Western companies from Apple to Burberry will face a tough time finding out whether they can rely on their cachet in China even when their goods becoming more expensive.

China's wealth has grown by leaps and bounds since the gradual opening up of its economy began in the 1980s. Its gross domestic product per capita in 2014 was $12,608.87, when adjusted for purchasing power, more than double what it had been just a decade before.

The Chinese leadership's current five-year economic plan (2011 to 2015) is specifically aimed at moving the economy's fast-paced growth away from the low-cost manufacturing it had become famous for, towards consumption.
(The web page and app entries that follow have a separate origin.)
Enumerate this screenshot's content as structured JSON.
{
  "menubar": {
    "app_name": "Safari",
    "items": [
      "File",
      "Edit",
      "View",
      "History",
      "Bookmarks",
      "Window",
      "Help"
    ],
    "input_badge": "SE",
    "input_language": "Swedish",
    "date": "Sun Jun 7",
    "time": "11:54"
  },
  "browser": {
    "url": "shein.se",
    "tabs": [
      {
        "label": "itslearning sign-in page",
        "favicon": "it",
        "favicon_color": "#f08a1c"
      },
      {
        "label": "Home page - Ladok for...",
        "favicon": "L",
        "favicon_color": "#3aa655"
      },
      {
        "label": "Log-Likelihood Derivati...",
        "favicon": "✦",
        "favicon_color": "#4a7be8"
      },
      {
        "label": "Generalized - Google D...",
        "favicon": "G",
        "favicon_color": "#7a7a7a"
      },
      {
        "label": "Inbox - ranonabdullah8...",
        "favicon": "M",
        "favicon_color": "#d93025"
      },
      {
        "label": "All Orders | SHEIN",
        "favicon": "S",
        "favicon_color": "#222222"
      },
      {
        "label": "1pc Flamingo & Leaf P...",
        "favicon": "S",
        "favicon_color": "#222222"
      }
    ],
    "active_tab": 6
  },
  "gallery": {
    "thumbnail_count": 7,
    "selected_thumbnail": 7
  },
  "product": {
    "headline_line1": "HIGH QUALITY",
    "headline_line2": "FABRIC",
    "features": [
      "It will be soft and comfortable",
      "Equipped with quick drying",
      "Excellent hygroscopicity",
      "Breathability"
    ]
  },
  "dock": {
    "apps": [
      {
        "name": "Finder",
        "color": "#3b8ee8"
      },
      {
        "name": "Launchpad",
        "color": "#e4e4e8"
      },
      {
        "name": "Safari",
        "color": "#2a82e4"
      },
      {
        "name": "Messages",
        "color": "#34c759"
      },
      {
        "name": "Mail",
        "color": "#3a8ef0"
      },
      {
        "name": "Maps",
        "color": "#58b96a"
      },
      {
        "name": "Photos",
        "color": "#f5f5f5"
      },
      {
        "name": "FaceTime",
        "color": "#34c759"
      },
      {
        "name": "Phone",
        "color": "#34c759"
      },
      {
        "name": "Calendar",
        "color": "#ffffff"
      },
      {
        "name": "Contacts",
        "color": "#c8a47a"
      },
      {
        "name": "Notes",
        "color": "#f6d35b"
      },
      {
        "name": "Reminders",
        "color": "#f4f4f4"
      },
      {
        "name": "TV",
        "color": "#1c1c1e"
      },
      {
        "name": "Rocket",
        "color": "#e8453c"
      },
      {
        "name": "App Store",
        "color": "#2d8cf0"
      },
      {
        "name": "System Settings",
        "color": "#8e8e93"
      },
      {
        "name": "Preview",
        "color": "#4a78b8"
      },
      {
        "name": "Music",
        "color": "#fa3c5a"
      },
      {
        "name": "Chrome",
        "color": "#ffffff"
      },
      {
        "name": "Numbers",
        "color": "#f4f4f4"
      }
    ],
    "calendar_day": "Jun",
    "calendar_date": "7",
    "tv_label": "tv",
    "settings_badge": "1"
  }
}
Tactics included greater investment in research and development, higher-end manufacturing, and services targeted at the country's burgeoning middle class.

In May, the Made in China 2025 plan has been billed by Premier Li Keqiang as an attempt to "redouble our efforts to upgrade China from a manufacturer of quantity to one of quality."

He pledged in May to "seek innovation-driven development, apply smart technology, strengthen foundations, pursue green development" – all of which is aimed at avoiding the "middle income trap", where a country gets stuck at a certain level of economic development.

Worryingly for those countries which have done well out of exporting to China in recent years, the plan includes sourcing 70 percent of key components within China's borders by 2025.

China has so far achieved what analysts at Credit Suisse called in a research note published this week a "dramatic ascent of the value add curve" citing as an example that China has "more than doubled its share of the domestic robotics market." So while you might once have been shocked to see designer clothing with a "Made in China" label, you can now spot them everywhere from Diane von Furstenberg to Prada.

However, as they have climbed this curve, Chinese companies seem to have maintained similar margins – whereas in the West, margins typically expand as you move up the value chain. To put it bluntly, Chinese manufacturers seem to be able to produce goods relatively cheaply even when their goods are more expensive.

"As we see increasing value add from China, it becomes more difficult for Western companies to play the "quality" card," the Credit Suisse analysts wrote.